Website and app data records
##############################
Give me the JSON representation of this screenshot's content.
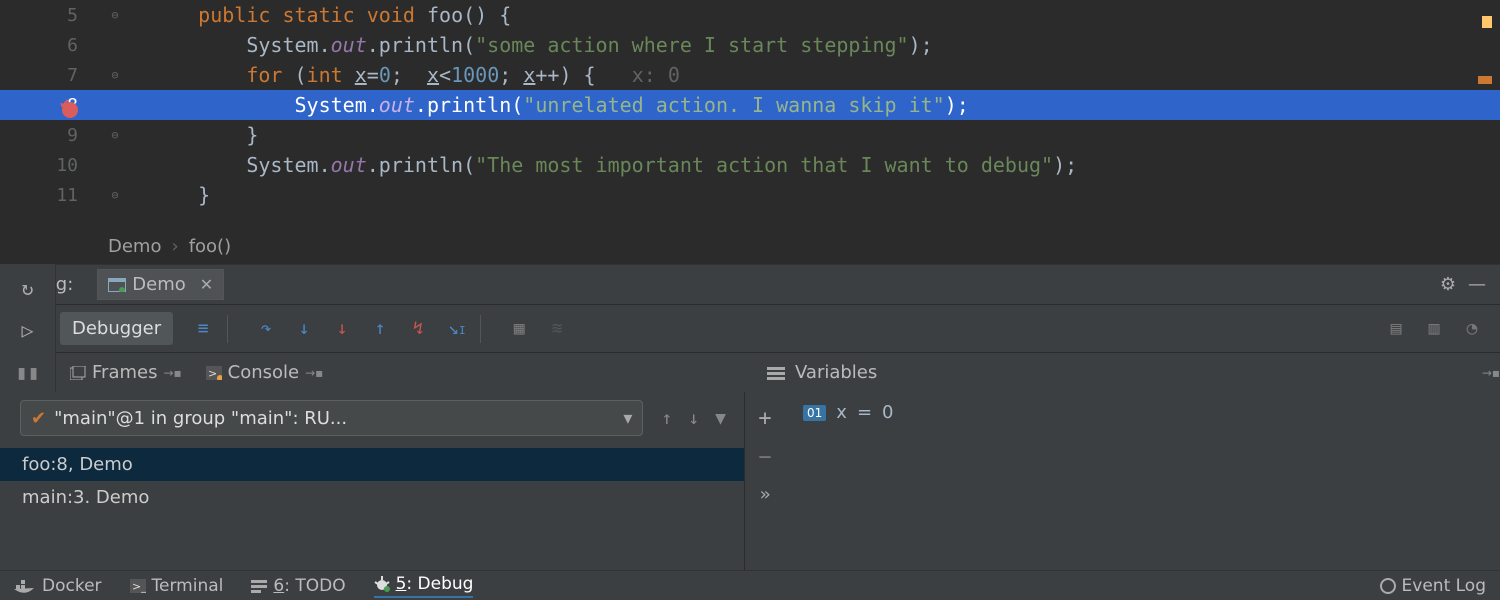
{
  "editor": {
    "lines": [
      {
        "num": "5"
      },
      {
        "num": "6"
      },
      {
        "num": "7",
        "inlay": "x: 0"
      },
      {
        "num": "8"
      },
      {
        "num": "9"
      },
      {
        "num": "10"
      },
      {
        "num": "11"
      }
    ],
    "tokens": {
      "l5_kw1": "public",
      "l5_kw2": "static",
      "l5_kw3": "void",
      "l5_fn": "foo",
      "l5_tail": "() {",
      "l6_pre": "        System.",
      "l6_out": "out",
      "l6_mid": ".println(",
      "l6_str": "\"some action where I start stepping\"",
      "l6_end": ");",
      "l7_pre": "        ",
      "l7_for": "for",
      "l7_a": " (",
      "l7_int": "int",
      "l7_b": " ",
      "l7_x": "x",
      "l7_eq": "=",
      "l7_z": "0",
      "l7_c": ";  ",
      "l7_x2": "x",
      "l7_lt": "<",
      "l7_k": "1000",
      "l7_d": "; ",
      "l7_x3": "x",
      "l7_pp": "++) {",
      "l8_pre": "            System.",
      "l8_out": "out",
      "l8_mid": ".println(",
      "l8_str": "\"unrelated action. I wanna skip it\"",
      "l8_end": ");",
      "l9_pre": "        }",
      "l10_pre": "        System.",
      "l10_out": "out",
      "l10_mid": ".println(",
      "l10_str": "\"The most important action that I want to debug\"",
      "l10_end": ");",
      "l11_pre": "    }"
    }
  },
  "breadcrumb": {
    "cls": "Demo",
    "method": "foo()"
  },
  "debug_header": {
    "label": "Debug:",
    "tab": "Demo"
  },
  "toolbar": {
    "debugger_tab": "Debugger"
  },
  "panel_tabs": {
    "frames": "Frames",
    "console": "Console"
  },
  "frames": {
    "thread": "\"main\"@1 in group \"main\": RU...",
    "items": [
      "foo:8, Demo",
      "main:3. Demo"
    ]
  },
  "variables": {
    "title": "Variables",
    "items": [
      {
        "name": "x",
        "val": "0"
      }
    ]
  },
  "bottom": {
    "docker": "Docker",
    "terminal": "Terminal",
    "todo_u": "6",
    "todo": ": TODO",
    "debug_u": "5",
    "debug": ": Debug",
    "eventlog": "Event Log"
  },
  "icons": {
    "more": "»"
  }
}
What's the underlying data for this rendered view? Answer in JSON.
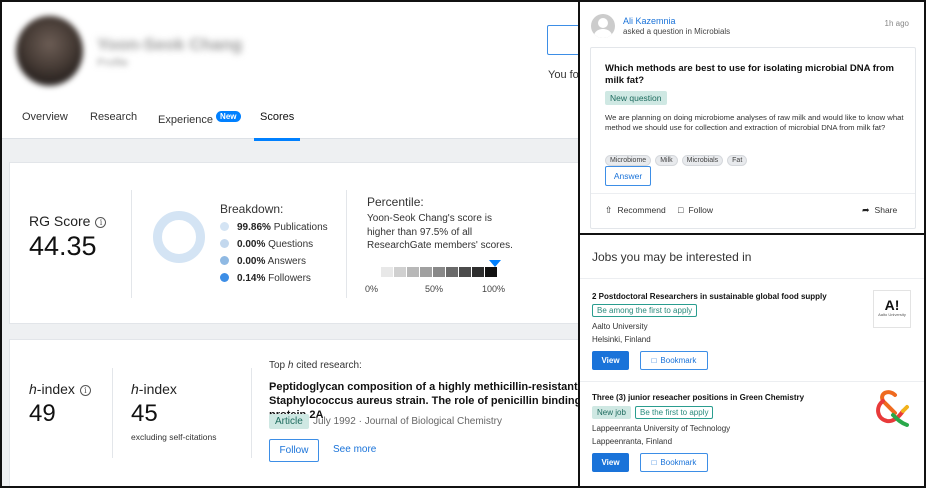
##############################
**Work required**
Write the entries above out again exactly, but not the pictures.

**Written response**
Give me the JSON representation of this screenshot's content.
{
  "editor": {
    "lines": [
      {
        "num": "5"
      },
      {
        "num": "6"
      },
      {
        "num": "7",
        "inlay": "x: 0"
      },
      {
        "num": "8"
      },
      {
        "num": "9"
      },
      {
        "num": "10"
      },
      {
        "num": "11"
      }
    ],
    "tokens": {
      "l5_kw1": "public",
      "l5_kw2": "static",
      "l5_kw3": "void",
      "l5_fn": "foo",
      "l5_tail": "() {",
      "l6_pre": "        System.",
      "l6_out": "out",
      "l6_mid": ".println(",
      "l6_str": "\"some action where I start stepping\"",
      "l6_end": ");",
      "l7_pre": "        ",
      "l7_for": "for",
      "l7_a": " (",
      "l7_int": "int",
      "l7_b": " ",
      "l7_x": "x",
      "l7_eq": "=",
      "l7_z": "0",
      "l7_c": ";  ",
      "l7_x2": "x",
      "l7_lt": "<",
      "l7_k": "1000",
      "l7_d": "; ",
      "l7_x3": "x",
      "l7_pp": "++) {",
      "l8_pre": "            System.",
      "l8_out": "out",
      "l8_mid": ".println(",
      "l8_str": "\"unrelated action. I wanna skip it\"",
      "l8_end": ");",
      "l9_pre": "        }",
      "l10_pre": "        System.",
      "l10_out": "out",
      "l10_mid": ".println(",
      "l10_str": "\"The most important action that I want to debug\"",
      "l10_end": ");",
      "l11_pre": "    }"
    }
  },
  "breadcrumb": {
    "cls": "Demo",
    "method": "foo()"
  },
  "debug_header": {
    "label": "Debug:",
    "tab": "Demo"
  },
  "toolbar": {
    "debugger_tab": "Debugger"
  },
  "panel_tabs": {
    "frames": "Frames",
    "console": "Console"
  },
  "frames": {
    "thread": "\"main\"@1 in group \"main\": RU...",
    "items": [
      "foo:8, Demo",
      "main:3. Demo"
    ]
  },
  "variables": {
    "title": "Variables",
    "items": [
      {
        "name": "x",
        "val": "0"
      }
    ]
  },
  "bottom": {
    "docker": "Docker",
    "terminal": "Terminal",
    "todo_u": "6",
    "todo": ": TODO",
    "debug_u": "5",
    "debug": ": Debug",
    "eventlog": "Event Log"
  },
  "icons": {
    "more": "»"
  }
}
What's the underlying data for this rendered view? Answer in JSON.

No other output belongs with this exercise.